This issue of Advanced Studies in Medicine is based on presentations given at the Pri-Med West 2003 annual meeting. It reviews the epidemiology and evaluation of urinary incontinence as well as existing and new approaches to the treatment of stress incontinence. Dr David H. Thom briefly reviews the different types of incontinence and their underlying causes. He discusses the epidemiology of incontinence, based on varying definitions, as well as the risk factors for developing the condition. Dr Thom also offers a thorough review of the basic evaluation for incontinence, with an emphasis on the patient history and physical examination. The most successful way to determine the occurrence of incontinence is through direct questioning under circumstances that are comfortable for the patient.4 Once incontinence is established through questioning, the physician can use follow-up questioning to begin differentiating between stress and urge incontinence. Thorough physical examination is also important to determine the cause and type of incontinence. Dr Thom’s article includes information on abdominal, vaginal, and neurologic examination as well as urinalysis and pad, stress or cough, cotton-swab, postvoid residual, and urodynamic testing.
Dr Donald R. Ostergard shifts the focus to the pathophysiology and treatment of stress urinary incontinence. He provides a review of the pathophysi-ology and neurophysiology of the condition and the different treatment options available. These treatment options include behavioral, surgical, and pharmacologic approaches. Although several types of medications have been used to treat stress urinary incontinence (eg, estrogen, alpha-adrenergic agonists, and tricyclic antidepressants), no drug has yet been approved by the US Food and Drug Administration specifically for this indication.
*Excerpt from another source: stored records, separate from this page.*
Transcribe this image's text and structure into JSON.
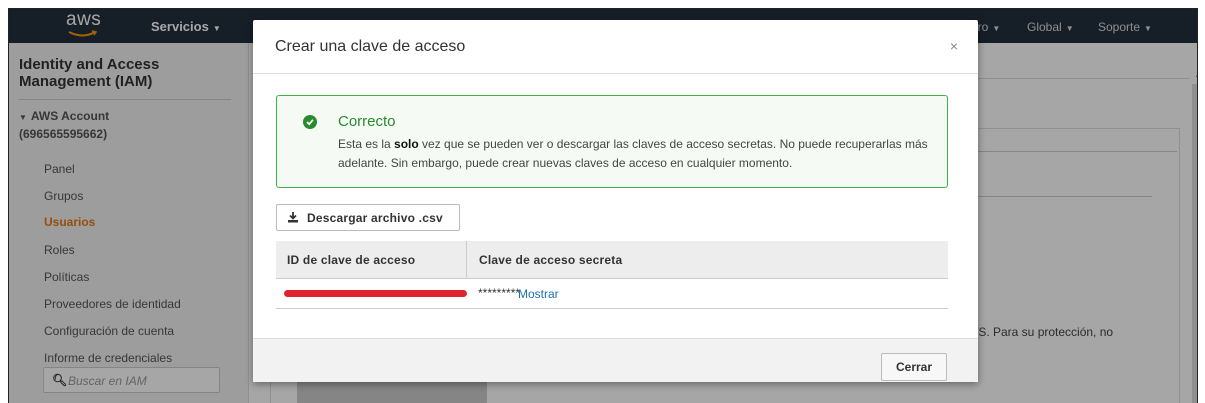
{
  "topnav": {
    "logo_text": "aws",
    "services_label": "Servicios",
    "user_label": "oro",
    "region_label": "Global",
    "support_label": "Soporte"
  },
  "sidebar": {
    "title": "Identity and Access Management (IAM)",
    "account_line1": "AWS Account",
    "account_line2": "(696565595662)",
    "items": [
      {
        "label": "Panel",
        "active": false
      },
      {
        "label": "Grupos",
        "active": false
      },
      {
        "label": "Usuarios",
        "active": true
      },
      {
        "label": "Roles",
        "active": false
      },
      {
        "label": "Políticas",
        "active": false
      },
      {
        "label": "Proveedores de identidad",
        "active": false
      },
      {
        "label": "Configuración de cuenta",
        "active": false
      },
      {
        "label": "Informe de credenciales",
        "active": false
      }
    ],
    "search_placeholder": "Buscar en IAM"
  },
  "background": {
    "partial_text": "WS. Para su protección, no"
  },
  "modal": {
    "title": "Crear una clave de acceso",
    "close_symbol": "×",
    "alert": {
      "title": "Correcto",
      "msg_before": "Esta es la ",
      "msg_bold": "solo",
      "msg_after": " vez que se pueden ver o descargar las claves de acceso secretas. No puede recuperarlas más adelante. Sin embargo, puede crear nuevas claves de acceso en cualquier momento.",
      "color": "#2a8b2e"
    },
    "download_button": "Descargar archivo .csv",
    "table": {
      "headers": [
        "ID de clave de acceso",
        "Clave de acceso secreta"
      ],
      "secret_masked": "*********",
      "show_link": "Mostrar"
    },
    "close_button": "Cerrar"
  },
  "colors": {
    "nav_bg": "#232f3e",
    "active_item": "#e47911",
    "link": "#1a6fb8",
    "success_border": "#3ab44a"
  }
}
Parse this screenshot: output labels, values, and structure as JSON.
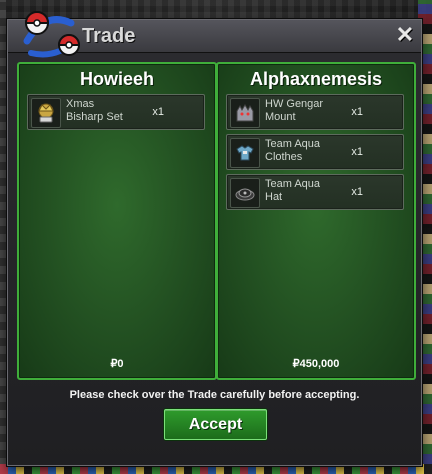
{
  "window": {
    "title": "Trade",
    "close_label": "✕"
  },
  "left": {
    "name": "Howieeh",
    "items": [
      {
        "name_line1": "Xmas",
        "name_line2": "Bisharp Set",
        "qty": "x1",
        "icon": "xmas-bisharp-set-icon"
      }
    ],
    "money": "₽0"
  },
  "right": {
    "name": "Alphaxnemesis",
    "items": [
      {
        "name_line1": "HW Gengar",
        "name_line2": "Mount",
        "qty": "x1",
        "icon": "gengar-mount-icon"
      },
      {
        "name_line1": "Team Aqua",
        "name_line2": "Clothes",
        "qty": "x1",
        "icon": "team-aqua-clothes-icon"
      },
      {
        "name_line1": "Team Aqua",
        "name_line2": "Hat",
        "qty": "x1",
        "icon": "team-aqua-hat-icon"
      }
    ],
    "money": "₽450,000"
  },
  "notice": "Please check over the Trade carefully before accepting.",
  "accept_label": "Accept",
  "colors": {
    "panel_border": "#3fae3a",
    "panel_fill": "#224f21",
    "accept": "#2f9b2c"
  }
}
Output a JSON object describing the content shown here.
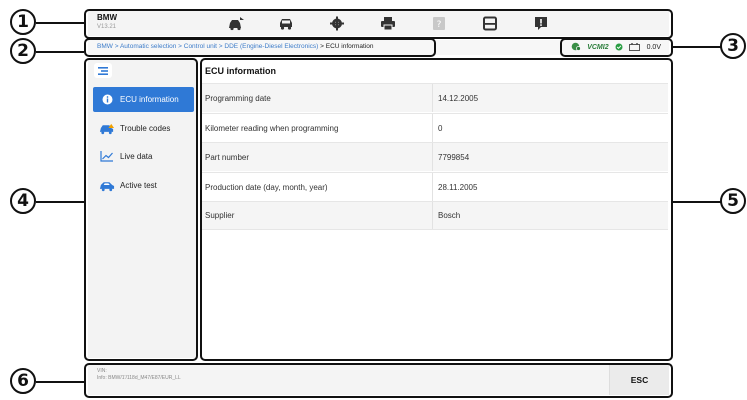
{
  "header": {
    "brand": "BMW",
    "version": "V13.21",
    "icons": [
      "home-vehicle-icon",
      "car-icon",
      "gear-icon",
      "printer-icon",
      "help-icon",
      "save-icon",
      "feedback-icon"
    ]
  },
  "breadcrumb": {
    "items": [
      "BMW",
      "Automatic selection",
      "Control unit",
      "DDE (Engine-Diesel Electronics)"
    ],
    "current": "ECU information",
    "separator": " > "
  },
  "status": {
    "vci_label": "VCMI2",
    "voltage": "0.0V"
  },
  "sidebar": {
    "items": [
      {
        "label": "ECU information",
        "icon": "info-icon",
        "active": true
      },
      {
        "label": "Trouble codes",
        "icon": "car-fault-icon",
        "active": false
      },
      {
        "label": "Live data",
        "icon": "chart-line-icon",
        "active": false
      },
      {
        "label": "Active test",
        "icon": "car-test-icon",
        "active": false
      }
    ]
  },
  "panel": {
    "title": "ECU information",
    "rows": [
      {
        "label": "Programming date",
        "value": "14.12.2005"
      },
      {
        "label": "Kilometer reading when programming",
        "value": "0"
      },
      {
        "label": "Part number",
        "value": "7799854"
      },
      {
        "label": "Production date (day, month, year)",
        "value": "28.11.2005"
      },
      {
        "label": "Supplier",
        "value": "Bosch"
      }
    ]
  },
  "footer": {
    "vin_label": "VIN:",
    "info": "Info: BMW/1'/118d_M47/E87/EUR_LL",
    "esc_label": "ESC"
  },
  "callouts": [
    "1",
    "2",
    "3",
    "4",
    "5",
    "6"
  ],
  "colors": {
    "accent": "#2f79d6",
    "link": "#3d7cc9",
    "status_green": "#2a7d3a"
  }
}
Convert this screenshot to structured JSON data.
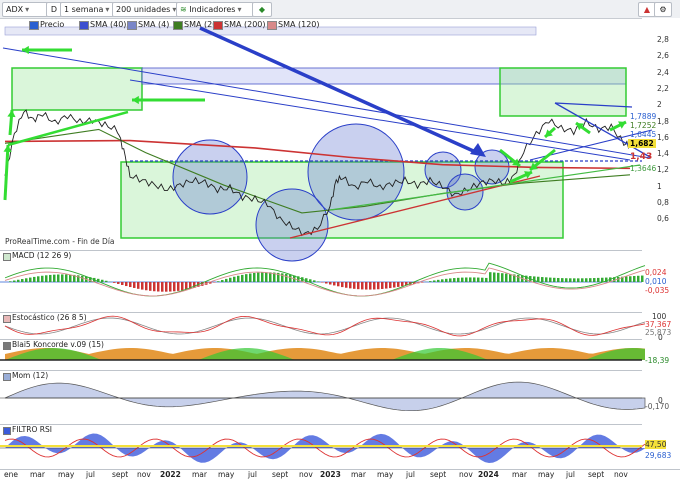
{
  "toolbar": {
    "symbol": "ADX",
    "d_label": "D",
    "period": "1 semana",
    "units": "200 unidades",
    "indicators": "Indicadores",
    "legend": [
      {
        "label": "Precio",
        "color": "#2a5fd0"
      },
      {
        "label": "SMA (40)",
        "color": "#3d4fcf"
      },
      {
        "label": "SMA (4)",
        "color": "#7a86c8"
      },
      {
        "label": "SMA (20)",
        "color": "#3f7d22"
      },
      {
        "label": "SMA (200)",
        "color": "#cc3333"
      },
      {
        "label": "SMA (120)",
        "color": "#d88a8a"
      }
    ]
  },
  "watermark": "ProRealTime.com - Fin de Día",
  "panels": {
    "macd": "MACD (12 26 9)",
    "stoch": "Estocástico (26 8 5)",
    "blai5": "Blai5 Koncorde v.09 (15)",
    "mom": "Mom (12)",
    "rsi": "FILTRO RSI"
  },
  "price_axis": [
    "2,8",
    "2,6",
    "2,4",
    "2,2",
    "2",
    "1,8",
    "1,6",
    "1,4",
    "1,2",
    "1",
    "0,8",
    "0,6"
  ],
  "price_tags": {
    "a": "1,7889",
    "b": "1,7252",
    "c": "1,6445",
    "last": "1,682",
    "d": "1,43",
    "e": "1,3646"
  },
  "indicator_axis": {
    "macd": [
      "0,024",
      "0,010",
      "-0,035"
    ],
    "stoch": [
      "100",
      "37,367",
      "25,873",
      "0"
    ],
    "blai5": [
      "-18,39"
    ],
    "mom": [
      "0",
      "-0,170"
    ],
    "rsi": [
      "47,50",
      "29,683"
    ]
  },
  "x_labels": [
    {
      "t": "ene",
      "x": 4,
      "year": false
    },
    {
      "t": "mar",
      "x": 30,
      "year": false
    },
    {
      "t": "may",
      "x": 58,
      "year": false
    },
    {
      "t": "jul",
      "x": 86,
      "year": false
    },
    {
      "t": "sept",
      "x": 112,
      "year": false
    },
    {
      "t": "nov",
      "x": 137,
      "year": false
    },
    {
      "t": "2022",
      "x": 160,
      "year": true
    },
    {
      "t": "mar",
      "x": 192,
      "year": false
    },
    {
      "t": "may",
      "x": 218,
      "year": false
    },
    {
      "t": "jul",
      "x": 248,
      "year": false
    },
    {
      "t": "sept",
      "x": 272,
      "year": false
    },
    {
      "t": "nov",
      "x": 299,
      "year": false
    },
    {
      "t": "2023",
      "x": 320,
      "year": true
    },
    {
      "t": "mar",
      "x": 351,
      "year": false
    },
    {
      "t": "may",
      "x": 377,
      "year": false
    },
    {
      "t": "jul",
      "x": 406,
      "year": false
    },
    {
      "t": "sept",
      "x": 430,
      "year": false
    },
    {
      "t": "nov",
      "x": 459,
      "year": false
    },
    {
      "t": "2024",
      "x": 478,
      "year": true
    },
    {
      "t": "mar",
      "x": 512,
      "year": false
    },
    {
      "t": "may",
      "x": 538,
      "year": false
    },
    {
      "t": "jul",
      "x": 566,
      "year": false
    },
    {
      "t": "sept",
      "x": 588,
      "year": false
    },
    {
      "t": "nov",
      "x": 614,
      "year": false
    }
  ],
  "chart_data": {
    "type": "line",
    "y_range": [
      0.55,
      2.9
    ],
    "x_range": [
      0,
      200
    ],
    "price": [
      {
        "x": 0,
        "y": 1.35
      },
      {
        "x": 3,
        "y": 1.8
      },
      {
        "x": 6,
        "y": 2.05
      },
      {
        "x": 9,
        "y": 1.95
      },
      {
        "x": 12,
        "y": 2.02
      },
      {
        "x": 16,
        "y": 1.92
      },
      {
        "x": 20,
        "y": 2.0
      },
      {
        "x": 24,
        "y": 1.93
      },
      {
        "x": 28,
        "y": 1.95
      },
      {
        "x": 32,
        "y": 1.9
      },
      {
        "x": 36,
        "y": 1.84
      },
      {
        "x": 38,
        "y": 1.62
      },
      {
        "x": 40,
        "y": 1.35
      },
      {
        "x": 44,
        "y": 1.3
      },
      {
        "x": 48,
        "y": 1.25
      },
      {
        "x": 52,
        "y": 1.2
      },
      {
        "x": 56,
        "y": 1.25
      },
      {
        "x": 60,
        "y": 1.3
      },
      {
        "x": 64,
        "y": 1.28
      },
      {
        "x": 68,
        "y": 1.2
      },
      {
        "x": 72,
        "y": 1.22
      },
      {
        "x": 76,
        "y": 1.12
      },
      {
        "x": 80,
        "y": 1.1
      },
      {
        "x": 84,
        "y": 1.05
      },
      {
        "x": 88,
        "y": 0.88
      },
      {
        "x": 92,
        "y": 0.8
      },
      {
        "x": 96,
        "y": 0.72
      },
      {
        "x": 100,
        "y": 0.78
      },
      {
        "x": 104,
        "y": 1.02
      },
      {
        "x": 106,
        "y": 1.3
      },
      {
        "x": 108,
        "y": 1.33
      },
      {
        "x": 112,
        "y": 1.22
      },
      {
        "x": 116,
        "y": 1.3
      },
      {
        "x": 120,
        "y": 1.22
      },
      {
        "x": 124,
        "y": 1.27
      },
      {
        "x": 128,
        "y": 1.3
      },
      {
        "x": 132,
        "y": 1.25
      },
      {
        "x": 136,
        "y": 1.3
      },
      {
        "x": 140,
        "y": 1.24
      },
      {
        "x": 144,
        "y": 1.14
      },
      {
        "x": 148,
        "y": 1.2
      },
      {
        "x": 152,
        "y": 1.27
      },
      {
        "x": 156,
        "y": 1.3
      },
      {
        "x": 160,
        "y": 1.27
      },
      {
        "x": 163,
        "y": 1.35
      },
      {
        "x": 166,
        "y": 1.62
      },
      {
        "x": 170,
        "y": 1.8
      },
      {
        "x": 174,
        "y": 1.95
      },
      {
        "x": 178,
        "y": 1.86
      },
      {
        "x": 182,
        "y": 1.83
      },
      {
        "x": 186,
        "y": 1.93
      },
      {
        "x": 190,
        "y": 1.85
      },
      {
        "x": 194,
        "y": 1.88
      },
      {
        "x": 198,
        "y": 1.7
      },
      {
        "x": 200,
        "y": 1.68
      }
    ],
    "sma_long_red": [
      {
        "x": 0,
        "y": 1.72
      },
      {
        "x": 40,
        "y": 1.73
      },
      {
        "x": 80,
        "y": 1.65
      },
      {
        "x": 110,
        "y": 1.55
      },
      {
        "x": 140,
        "y": 1.47
      },
      {
        "x": 170,
        "y": 1.44
      },
      {
        "x": 200,
        "y": 1.43
      }
    ],
    "sma_mid_green": [
      {
        "x": 0,
        "y": 1.7
      },
      {
        "x": 30,
        "y": 1.85
      },
      {
        "x": 45,
        "y": 1.6
      },
      {
        "x": 70,
        "y": 1.25
      },
      {
        "x": 95,
        "y": 0.95
      },
      {
        "x": 115,
        "y": 1.02
      },
      {
        "x": 140,
        "y": 1.16
      },
      {
        "x": 165,
        "y": 1.27
      },
      {
        "x": 200,
        "y": 1.36
      }
    ]
  }
}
The dual-reuptake inhibitor of serotonin and norepinephrine, duloxetine, is currently under review for use in patients with stress urinary incontinence. Dr Ostergard reviews the data from the phase 2 and phase 3 studies, which show the safety and efficacy of duloxetine for the treatment of stress urinary incontinence.
Also included in this issue are 2 case studies based on interactive presentations given by Dr Thom, illustrating the presentation, evaluation, and treatment of patients with varying types and degrees of incontinence. Abstracts of selected articles provide further information on the impact of incontinence on quality of life and the success of varying treatment options. I hope you find the information included in this issue of Advanced Studies in Medicine valuable to your practice.
1. Hampel C, Wienhold D, Benken N, Eggersmann C, Thuroff JW. Definition of overactive bladder and epidemiology of urinary incontinence. Urology. 1997;50(suppl 6A):4-14.
2. American Heart Association. Heart Disease and Stroke Statistics—2003 Update. Dallas, Tex: American Heart Association; 2002.
3. National diabetes statistics. National Institute of Diabetes and Digestive and Kidney Diseases Web site. Available at: http://diabetes.niddk.nih.gov/dm/pubs/statistics/index.ht m#7. Accessed December 1, 2003.
4. Kravitz RL, Bell RA, Azari R, Krupat E, Kelly-Reif S, Thom D. Request fulfillment in office practice antecedents and relationship to outcomes. Med Care. 2002;40(1):38-51.
*Associate Professor, Department of Gynecology and Obstetrics, Johns Hopkins University School of Medicine; Chair, Department of Obstetrics and Gynecology, Johns Hopkins Bayview Medical Center, Baltimore, Maryland.
Address correspondence to: Geoffrey W. Cundiff, MD, Johns Hopkins University School of Medicine, Department of Ob/Gyn A1C-125, 4940 Eastern Ave, Baltimore, MD 21224. E-mail: email@example.com.